The Council of Europe adopted a recommendation on prison education on October 13, 1989, at the 429th meeting of the Ministers Deputies under the terms of article 15.b of the Statutes of the Council of Europe. The Recommendation on Education in Prison is written in a 54 pages memorandum. The essence of the memorandum is given as 17 recommendations, that forms the basis for European education in Prisons.
The recommendations led to the formation of the European Prison Education Association, EPEA.
COUNCIL OF EUROPE RECOMMENDATION No. R(89)12 OF THE COMMITTEE OF MINISTERS TO MEMBER STATES ON EDUCATION IN PRISON
(adopted by the Committee of Ministers on 13 October 1989at the 429th meeting of the Ministers' Deputies)
The Committee of Ministers, under the terms of Article 15.b of the Statute of the Council of Europe -
Having regard to Recommendation No. R(87)3 on the European Prison Rules and Recommendation No. R(81)17 on Adult Education Policy,
- recommends the governments of member States to implement policies which recognise the following:
1) All prisoners shall have access to education, which is envisaged as consisting of classroom subjects, vocational education, creative and cultural activities, physical education and sports, social education and library facilities;
2) Education for prisoners should be like the education provided for similar age groups in the outside world, and the range of learning opportunities for prisoners should be as wide as possible;
3) Education in prison shall aim to develop the whole person bearing in mind his or her social, economic and cultural context;

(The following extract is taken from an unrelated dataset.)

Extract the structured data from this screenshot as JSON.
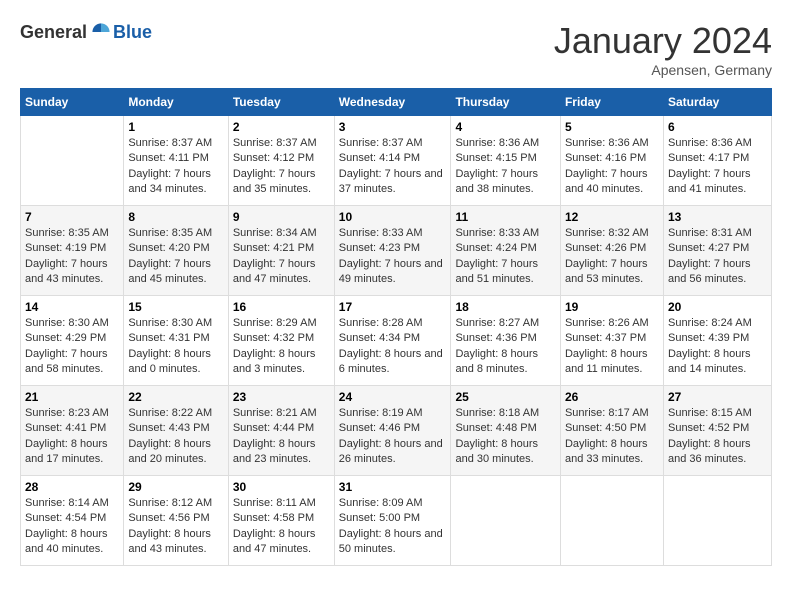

4) All those involved in the administration of the prison system and the management of prisons should facilitate and support education as much as possible;
5) Education should have no less a status than work within the prison regime and prisoners should not lose out financially or otherwise by taking part in education;
6) Every effort should be made to encourage the prisoner to participate actively in all aspects of education;
7) Development programmes should be provided to ensure that prison educators adopt appropriate adult education methods;
8) Special attention should be given to those prisoners with particular difficulties and especially those with reading or writing problems;
9) Vocational education should aim at the wider development of the individual, as well as being sensitive to trends in the labour market;
10) Prisoners should have direct access to a well-stocked library at least once per week;
11) Physical education and sports for prisoners should be emphasised and encouraged;
12) Creative and cultural activities should be given a significant role because these activities have particular potential to enable prisoners to develop and express themselves;
13) Social education should include practical elements that enable the prisoner to manage daily life within the prison, with a view to facilitating the return to society;
14) Wherever possible, prisoners should be allowed to participate in education outside prison;
15) Where education has to take place within the prison, the outside community should be involved as fully as possible;
16) Measures should be taken to enable prisoners to continue their education after release;
17) The funds, equipment and teaching staff needed to enable prisoners to receive appropriate education should be made available.